It’s October in Oklahoma – a time of changing leaves, brisk winds, pumpkin patches and apple cider. But according to some, it’s also the time for things that go bump in the night. Oklahoma has a rich history of ghostly lore to go with the season, and some spooky reminders of the state’s storied past remain.
Christy Clark, founder and director of Oklahoma Paranormal Research and Investigations, believes paranormal activity in Oklahoma can be attributed in part to its unique geology, and in part to the legacy left by the land runs. “The battles for Indian Territory, the attachment to the land by eastern Americans and foreign immigrants who had high hopes and dreams for a place to call their own, and the geology and variety of the landscapes in Oklahoma fuel paranormal activity, ” she says.
According to the experts at OKPRI, here’s a rundown of some of Oklahoma’s most famous haunts.
Built in 1907 by F.E. Houghton for his wife and 12 children, this 8,000-square-foot bed and breakfast is a hotspot for paranormal activity, investigators say. Not long after the Houghtons vacated the premises (Mr. Houghton perished on site), the house became a funeral home for many years. Some believe the inn is haunted by a young daughter of Houghton’s, who was diagnosed with whooping cough and met her end through an accidental overdose. Guests claim to hear a child playing and jumping on beds when no children are staying at the inn. Other apparitions include a ghostly gentleman smoking a pipe or cigar and a dark-haired young woman who haunts the second floor of the mansion.
Located northwest of El Reno, the decrepit Concho Indian Boarding School looms like a specter of the past. Originally built in the late 1880s as part of the American government’s push to force assimilation on American Indian tribes, the latest incarnation of the school was built in 1969 and ceased operations in 1981. Since that time, the building has sat abandoned, filled with eerie reminders of its sad history. Visitors claim to hear disembodied voices echoing in the night and witness young Indian children roaming the halls. There are even rumors of a mysterious “dark force” at play in the school and shadows that haunt sight-seers.
Once a boarding house, then one of Oklahoma’s earliest movie theaters, the Ritz is a building with a rich past. It is believed to be haunted by the ghost of Leo Montgomery, who served as the projectionist at the theater from 1913 until his death of a heart attack in the projection room in 1965. Visitors to the theater (now closed for many years) claim to see strange shadows and lights and to hear disembodied voices.

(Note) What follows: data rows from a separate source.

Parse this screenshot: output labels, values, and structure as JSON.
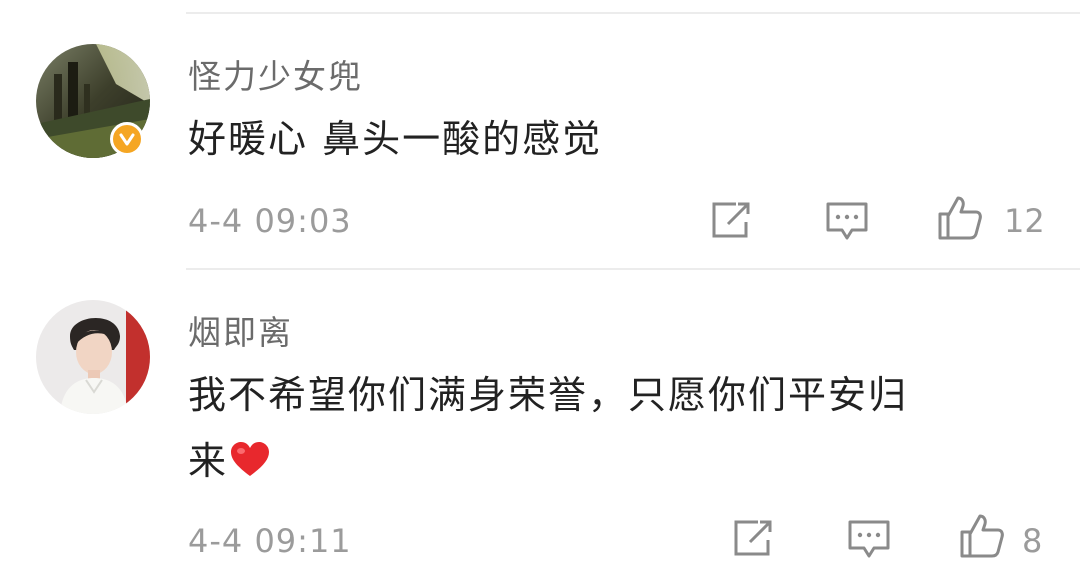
{
  "comments": [
    {
      "username": "怪力少女兜",
      "text": "好暖心 鼻头一酸的感觉",
      "time": "4-4 09:03",
      "likes": "12",
      "verified": true
    },
    {
      "username": "烟即离",
      "text_line1": "我不希望你们满身荣誉，只愿你们平安归",
      "text_line2": "来",
      "time": "4-4 09:11",
      "likes": "8",
      "emoji": "red-heart"
    }
  ],
  "colors": {
    "badge": "#f5a623",
    "heart": "#e8282d"
  },
  "icons": [
    "share-icon",
    "comment-icon",
    "like-icon",
    "verified-badge-icon"
  ]
}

The theater also is believed to be haunted by the ghost of a former boarder named Amelia, who died young of pneumonia while living in the building.